No means no, but so does “I’m not ready,” “Can we take a break,” “I’m not sure,” “I don’t like this”, “I’m uncomfortable,” “Let’s just chill”, and so forth.

Mary Macrae Lynch

When we talk about #MeToo we need to be inclusive of Queer experiences around sexual abuse and harassment. It’s not just heterosexual, cisgender individuals that have these experiences, but LGBTQ identities as well. I didn’t understand the magnitude of my situation until I separated myself from them. The crazy part of it all is that this wasn’t a bad person. This was possibly, not being able to differentiate between sexual harassment and flirting on their part, and not feeling comfortable or safe enough to have a conversation about boundaries on mine.

I was very uncomfortable with the things they said and did, and although – or so I thought, my body language expressed that, it may have been unknowing. I felt like I shouldn’t have to be in a situation where I had to clearly say no. What I learned this past weekend was that two people can perceive the very same situation differently because of how our brains are wired. We see things based off of what we believe.


Start an open dialogue that represents all identities, orientations,  race, genders, and experiences around sexual harassment and abuse. Specifically relating to Queer identities, it’s important to determine the red flags in these vulnerable situations because I didn’t realize the signs until I was safely back home. 

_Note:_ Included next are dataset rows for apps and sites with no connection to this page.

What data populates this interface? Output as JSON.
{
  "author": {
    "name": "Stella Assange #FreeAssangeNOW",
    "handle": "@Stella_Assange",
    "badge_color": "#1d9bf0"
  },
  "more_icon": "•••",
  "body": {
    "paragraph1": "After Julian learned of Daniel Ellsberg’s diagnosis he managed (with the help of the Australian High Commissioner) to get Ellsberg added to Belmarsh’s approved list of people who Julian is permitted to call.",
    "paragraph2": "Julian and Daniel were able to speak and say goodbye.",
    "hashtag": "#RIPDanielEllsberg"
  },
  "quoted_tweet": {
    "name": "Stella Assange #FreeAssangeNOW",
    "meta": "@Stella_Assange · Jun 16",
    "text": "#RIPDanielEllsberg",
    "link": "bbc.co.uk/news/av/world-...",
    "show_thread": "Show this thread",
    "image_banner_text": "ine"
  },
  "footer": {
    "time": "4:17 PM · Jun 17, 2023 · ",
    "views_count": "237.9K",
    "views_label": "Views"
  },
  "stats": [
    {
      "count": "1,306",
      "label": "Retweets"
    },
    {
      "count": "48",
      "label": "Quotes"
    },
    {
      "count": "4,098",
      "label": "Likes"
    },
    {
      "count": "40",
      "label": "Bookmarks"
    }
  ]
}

It’s important for people to understand verbal and nonverbal cues. For me, I sometimes smile or laugh out of discomfort. However it can be perceived as me being okay and consenting. Me accepting a drink or kissing someone doesn’t mean that I’m open to anything more than that. We need to emphasize on verbal consent to avoid more cases of #MeToo. We need to teach youth that being assertive when it comes to our personal boundaries is just as important as being nice.

The media doesn’t represent the experiences of the LGBTQ community who are at greater risk of being victims of sexual abuse/violence. It’s a priority to end sexual harassment and violence amongst women, but what about the unrepresented narratives of the LGBTQ community? The media is lacking visibility when it comes to marginalized groups.

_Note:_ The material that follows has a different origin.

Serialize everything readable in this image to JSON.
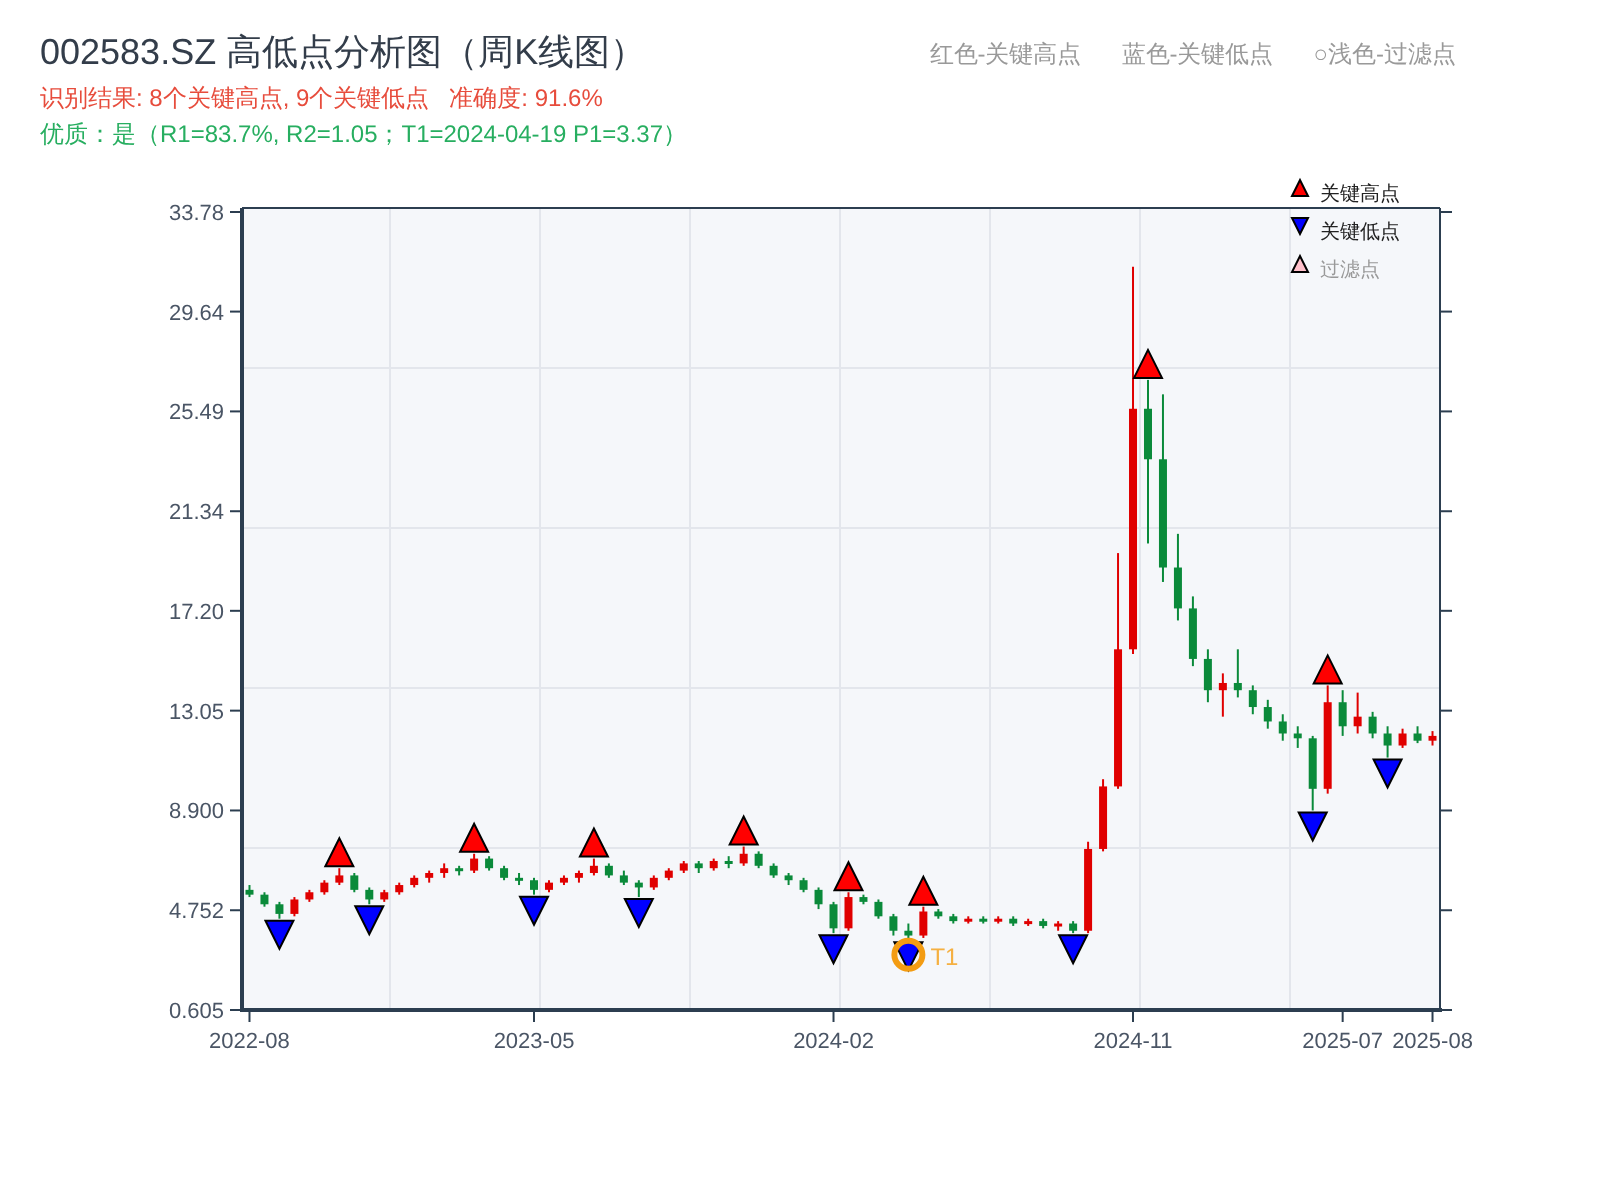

We need to have the difficult conversations and come up with solutions to sexual harassment and abuse of LGBTQ and all other marginalized identities in the media, classrooms, and conference rooms, to create a climate that is inclusive to all identities and expressions. It’s also important to share that the #MeToo movement shouldn’t be gender based, but be focused on the experience of all those that experience sexual abuse and/or harassment.  

Please visit the link and join the movement to bring change in policies and hold those accountable regarding sexual violence.

#MeToo #MeTooVoter